→ **Task goal**
Say how many lines of the data contain "opencode", and nothing more.

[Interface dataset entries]
■ ■ ■ ■
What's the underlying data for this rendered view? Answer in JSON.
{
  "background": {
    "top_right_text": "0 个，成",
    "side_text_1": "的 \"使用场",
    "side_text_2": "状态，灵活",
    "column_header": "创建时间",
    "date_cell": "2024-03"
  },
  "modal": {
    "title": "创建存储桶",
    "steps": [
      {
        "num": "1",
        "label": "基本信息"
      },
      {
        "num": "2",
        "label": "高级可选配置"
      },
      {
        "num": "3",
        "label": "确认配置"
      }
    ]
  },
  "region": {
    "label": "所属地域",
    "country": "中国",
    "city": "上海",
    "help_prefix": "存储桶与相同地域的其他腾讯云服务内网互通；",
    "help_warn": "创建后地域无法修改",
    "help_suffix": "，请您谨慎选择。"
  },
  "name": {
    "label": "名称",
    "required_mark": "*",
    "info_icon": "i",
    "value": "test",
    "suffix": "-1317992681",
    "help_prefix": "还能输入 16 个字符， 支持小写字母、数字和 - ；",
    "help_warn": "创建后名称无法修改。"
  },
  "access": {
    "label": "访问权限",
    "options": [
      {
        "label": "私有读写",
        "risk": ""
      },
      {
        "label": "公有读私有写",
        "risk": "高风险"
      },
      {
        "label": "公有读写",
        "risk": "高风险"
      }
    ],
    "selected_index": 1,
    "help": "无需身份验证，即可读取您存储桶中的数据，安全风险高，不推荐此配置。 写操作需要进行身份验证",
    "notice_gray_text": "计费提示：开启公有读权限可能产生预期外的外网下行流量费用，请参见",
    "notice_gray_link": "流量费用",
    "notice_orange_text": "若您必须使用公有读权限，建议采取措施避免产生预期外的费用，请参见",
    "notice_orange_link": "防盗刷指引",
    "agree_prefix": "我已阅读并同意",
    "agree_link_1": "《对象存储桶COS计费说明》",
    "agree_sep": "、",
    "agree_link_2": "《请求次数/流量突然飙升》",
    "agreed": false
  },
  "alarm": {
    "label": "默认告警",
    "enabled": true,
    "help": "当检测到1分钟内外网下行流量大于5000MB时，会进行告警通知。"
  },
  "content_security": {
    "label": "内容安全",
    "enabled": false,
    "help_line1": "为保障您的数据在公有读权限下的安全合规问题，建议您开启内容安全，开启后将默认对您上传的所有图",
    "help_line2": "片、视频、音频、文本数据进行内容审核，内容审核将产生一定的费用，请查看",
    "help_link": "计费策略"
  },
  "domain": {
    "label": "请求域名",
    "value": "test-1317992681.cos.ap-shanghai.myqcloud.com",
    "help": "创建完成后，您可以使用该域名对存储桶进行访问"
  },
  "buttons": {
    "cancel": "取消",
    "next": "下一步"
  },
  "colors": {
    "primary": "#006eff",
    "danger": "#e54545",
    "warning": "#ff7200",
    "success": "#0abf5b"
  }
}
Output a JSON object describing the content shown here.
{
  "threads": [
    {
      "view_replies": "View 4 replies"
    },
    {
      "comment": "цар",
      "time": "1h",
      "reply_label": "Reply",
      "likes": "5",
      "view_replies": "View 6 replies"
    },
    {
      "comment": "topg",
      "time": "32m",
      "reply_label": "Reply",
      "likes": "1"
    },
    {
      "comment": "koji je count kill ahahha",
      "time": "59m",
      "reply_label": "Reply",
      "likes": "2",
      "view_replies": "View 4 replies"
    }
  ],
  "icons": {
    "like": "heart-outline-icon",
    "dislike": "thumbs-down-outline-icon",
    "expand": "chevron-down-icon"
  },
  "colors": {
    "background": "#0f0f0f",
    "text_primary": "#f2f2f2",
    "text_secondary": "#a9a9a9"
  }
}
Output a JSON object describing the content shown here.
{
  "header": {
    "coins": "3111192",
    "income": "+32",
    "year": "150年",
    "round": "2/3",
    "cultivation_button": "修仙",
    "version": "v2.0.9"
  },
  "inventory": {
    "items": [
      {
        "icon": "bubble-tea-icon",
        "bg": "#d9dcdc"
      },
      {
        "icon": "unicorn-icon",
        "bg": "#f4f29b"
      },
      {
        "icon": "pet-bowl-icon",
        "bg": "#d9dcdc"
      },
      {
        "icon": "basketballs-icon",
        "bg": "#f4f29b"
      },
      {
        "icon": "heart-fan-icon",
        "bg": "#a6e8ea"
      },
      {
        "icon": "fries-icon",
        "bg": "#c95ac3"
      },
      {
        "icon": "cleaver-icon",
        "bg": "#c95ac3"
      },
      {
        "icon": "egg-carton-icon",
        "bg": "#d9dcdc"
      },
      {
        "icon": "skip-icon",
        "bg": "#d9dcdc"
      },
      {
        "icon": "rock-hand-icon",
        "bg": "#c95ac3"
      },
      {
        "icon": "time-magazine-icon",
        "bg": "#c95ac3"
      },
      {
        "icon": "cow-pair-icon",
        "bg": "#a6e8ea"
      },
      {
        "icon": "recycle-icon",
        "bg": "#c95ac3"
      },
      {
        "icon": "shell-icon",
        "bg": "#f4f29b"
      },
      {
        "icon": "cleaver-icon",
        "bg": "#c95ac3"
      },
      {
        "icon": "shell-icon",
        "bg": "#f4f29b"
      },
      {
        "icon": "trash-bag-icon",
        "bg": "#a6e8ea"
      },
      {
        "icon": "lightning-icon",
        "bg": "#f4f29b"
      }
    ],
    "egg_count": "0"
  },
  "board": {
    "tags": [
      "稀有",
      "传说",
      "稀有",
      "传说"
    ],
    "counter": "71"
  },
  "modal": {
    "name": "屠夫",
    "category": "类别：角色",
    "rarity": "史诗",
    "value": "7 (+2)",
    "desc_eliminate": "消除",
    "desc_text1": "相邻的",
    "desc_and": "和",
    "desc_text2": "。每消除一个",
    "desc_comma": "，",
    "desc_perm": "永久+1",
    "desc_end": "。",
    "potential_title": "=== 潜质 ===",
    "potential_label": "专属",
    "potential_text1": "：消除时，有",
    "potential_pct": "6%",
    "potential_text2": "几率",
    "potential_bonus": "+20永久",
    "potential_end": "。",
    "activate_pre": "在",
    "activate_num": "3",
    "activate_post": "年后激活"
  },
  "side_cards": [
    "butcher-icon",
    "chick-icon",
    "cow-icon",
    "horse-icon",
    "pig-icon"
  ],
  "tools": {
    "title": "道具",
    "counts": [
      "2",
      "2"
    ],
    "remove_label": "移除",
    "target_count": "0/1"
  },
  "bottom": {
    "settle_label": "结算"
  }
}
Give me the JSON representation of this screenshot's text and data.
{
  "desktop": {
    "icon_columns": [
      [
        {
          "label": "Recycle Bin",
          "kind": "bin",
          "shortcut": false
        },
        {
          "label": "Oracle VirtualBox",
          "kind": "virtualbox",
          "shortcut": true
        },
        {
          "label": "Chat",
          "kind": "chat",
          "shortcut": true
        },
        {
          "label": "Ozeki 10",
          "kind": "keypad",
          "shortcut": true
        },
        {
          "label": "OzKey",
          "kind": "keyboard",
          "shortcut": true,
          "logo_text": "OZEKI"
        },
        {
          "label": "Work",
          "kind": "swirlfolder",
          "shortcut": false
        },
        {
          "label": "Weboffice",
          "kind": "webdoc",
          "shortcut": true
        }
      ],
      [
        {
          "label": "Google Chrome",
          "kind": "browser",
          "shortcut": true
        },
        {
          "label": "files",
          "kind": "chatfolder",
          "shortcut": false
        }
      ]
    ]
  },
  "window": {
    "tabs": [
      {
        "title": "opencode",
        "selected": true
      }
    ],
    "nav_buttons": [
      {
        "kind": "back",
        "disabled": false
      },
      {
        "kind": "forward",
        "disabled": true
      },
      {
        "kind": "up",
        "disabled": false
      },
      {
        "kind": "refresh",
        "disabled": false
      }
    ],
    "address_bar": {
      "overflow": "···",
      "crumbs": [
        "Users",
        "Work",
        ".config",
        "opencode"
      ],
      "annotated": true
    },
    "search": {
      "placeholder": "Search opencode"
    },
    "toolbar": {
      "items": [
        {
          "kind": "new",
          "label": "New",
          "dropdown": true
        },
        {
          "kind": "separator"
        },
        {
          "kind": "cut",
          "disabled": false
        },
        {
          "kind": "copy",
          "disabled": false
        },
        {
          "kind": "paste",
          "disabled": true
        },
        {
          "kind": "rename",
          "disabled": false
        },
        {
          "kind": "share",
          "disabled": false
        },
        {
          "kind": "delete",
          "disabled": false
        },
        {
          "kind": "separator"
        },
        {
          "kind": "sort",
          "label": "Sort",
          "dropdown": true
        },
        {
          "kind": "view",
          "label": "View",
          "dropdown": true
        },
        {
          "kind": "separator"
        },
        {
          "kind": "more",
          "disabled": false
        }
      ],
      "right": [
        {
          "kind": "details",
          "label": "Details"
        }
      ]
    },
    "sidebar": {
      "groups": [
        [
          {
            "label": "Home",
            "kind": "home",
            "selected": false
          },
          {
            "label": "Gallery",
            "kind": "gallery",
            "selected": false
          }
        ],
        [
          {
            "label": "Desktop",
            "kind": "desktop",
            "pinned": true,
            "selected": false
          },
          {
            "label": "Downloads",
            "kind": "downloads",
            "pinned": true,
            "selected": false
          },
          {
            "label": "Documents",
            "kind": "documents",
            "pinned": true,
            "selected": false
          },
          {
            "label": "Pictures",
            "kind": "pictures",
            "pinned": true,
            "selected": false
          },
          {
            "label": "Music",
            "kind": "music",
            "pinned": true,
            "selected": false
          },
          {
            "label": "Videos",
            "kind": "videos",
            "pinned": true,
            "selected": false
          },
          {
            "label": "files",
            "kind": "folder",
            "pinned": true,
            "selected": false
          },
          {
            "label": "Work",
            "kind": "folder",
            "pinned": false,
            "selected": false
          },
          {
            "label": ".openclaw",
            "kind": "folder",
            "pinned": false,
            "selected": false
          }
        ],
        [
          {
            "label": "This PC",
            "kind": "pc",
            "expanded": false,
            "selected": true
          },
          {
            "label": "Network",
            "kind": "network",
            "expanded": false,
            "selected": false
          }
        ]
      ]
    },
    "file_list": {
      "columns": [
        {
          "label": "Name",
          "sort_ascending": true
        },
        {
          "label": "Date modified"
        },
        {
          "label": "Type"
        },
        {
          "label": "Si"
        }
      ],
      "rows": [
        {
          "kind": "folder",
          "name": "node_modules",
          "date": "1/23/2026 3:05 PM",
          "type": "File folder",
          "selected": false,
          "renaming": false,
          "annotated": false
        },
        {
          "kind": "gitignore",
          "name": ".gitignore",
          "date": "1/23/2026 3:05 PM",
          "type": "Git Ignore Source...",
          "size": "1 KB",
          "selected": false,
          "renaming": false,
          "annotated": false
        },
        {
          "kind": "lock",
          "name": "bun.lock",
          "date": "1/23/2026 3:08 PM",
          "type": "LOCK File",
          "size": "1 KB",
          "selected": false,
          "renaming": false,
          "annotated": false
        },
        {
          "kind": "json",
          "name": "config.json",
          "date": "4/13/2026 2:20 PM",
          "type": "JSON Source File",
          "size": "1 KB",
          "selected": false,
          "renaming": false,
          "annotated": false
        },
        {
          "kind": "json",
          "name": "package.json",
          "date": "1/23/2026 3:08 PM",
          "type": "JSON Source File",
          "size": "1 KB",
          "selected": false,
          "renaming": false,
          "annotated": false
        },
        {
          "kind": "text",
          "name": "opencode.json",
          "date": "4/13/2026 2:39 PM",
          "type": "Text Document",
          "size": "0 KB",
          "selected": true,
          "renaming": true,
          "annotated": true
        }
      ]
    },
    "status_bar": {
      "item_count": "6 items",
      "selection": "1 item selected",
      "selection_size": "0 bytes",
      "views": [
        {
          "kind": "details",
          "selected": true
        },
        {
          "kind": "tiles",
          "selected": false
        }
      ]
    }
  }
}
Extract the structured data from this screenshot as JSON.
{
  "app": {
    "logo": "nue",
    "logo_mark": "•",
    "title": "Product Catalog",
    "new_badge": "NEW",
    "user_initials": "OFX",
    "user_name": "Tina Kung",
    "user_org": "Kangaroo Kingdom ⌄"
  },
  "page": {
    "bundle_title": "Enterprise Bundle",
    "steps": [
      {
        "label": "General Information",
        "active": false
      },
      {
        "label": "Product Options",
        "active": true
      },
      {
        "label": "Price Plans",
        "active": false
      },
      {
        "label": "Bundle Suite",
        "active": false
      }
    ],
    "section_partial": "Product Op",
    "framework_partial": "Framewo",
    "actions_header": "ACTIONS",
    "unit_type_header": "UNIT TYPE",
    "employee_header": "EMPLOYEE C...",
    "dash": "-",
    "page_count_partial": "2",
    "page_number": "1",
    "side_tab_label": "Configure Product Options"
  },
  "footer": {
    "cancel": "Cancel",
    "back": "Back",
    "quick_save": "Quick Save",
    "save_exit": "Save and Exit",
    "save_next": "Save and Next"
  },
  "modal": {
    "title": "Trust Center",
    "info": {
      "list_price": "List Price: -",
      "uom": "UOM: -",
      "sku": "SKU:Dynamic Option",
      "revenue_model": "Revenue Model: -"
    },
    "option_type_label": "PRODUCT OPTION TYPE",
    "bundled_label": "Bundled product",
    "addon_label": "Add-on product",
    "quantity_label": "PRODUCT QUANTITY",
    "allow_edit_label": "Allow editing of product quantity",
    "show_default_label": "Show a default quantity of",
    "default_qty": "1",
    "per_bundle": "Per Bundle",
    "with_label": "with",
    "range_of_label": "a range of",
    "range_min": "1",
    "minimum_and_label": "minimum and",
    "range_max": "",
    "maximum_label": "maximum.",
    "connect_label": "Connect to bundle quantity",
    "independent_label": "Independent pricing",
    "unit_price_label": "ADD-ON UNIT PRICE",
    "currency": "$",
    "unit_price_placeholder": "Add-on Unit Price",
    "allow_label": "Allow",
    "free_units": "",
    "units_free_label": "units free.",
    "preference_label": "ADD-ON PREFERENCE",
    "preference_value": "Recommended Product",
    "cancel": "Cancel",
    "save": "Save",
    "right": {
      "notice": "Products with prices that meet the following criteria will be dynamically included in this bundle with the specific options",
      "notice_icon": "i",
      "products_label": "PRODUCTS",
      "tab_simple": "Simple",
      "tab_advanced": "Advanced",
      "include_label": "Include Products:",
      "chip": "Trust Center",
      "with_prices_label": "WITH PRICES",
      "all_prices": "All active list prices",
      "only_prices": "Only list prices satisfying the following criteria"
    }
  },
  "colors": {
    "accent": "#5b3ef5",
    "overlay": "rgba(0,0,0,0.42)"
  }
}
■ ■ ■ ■
→ **Output of the task**
4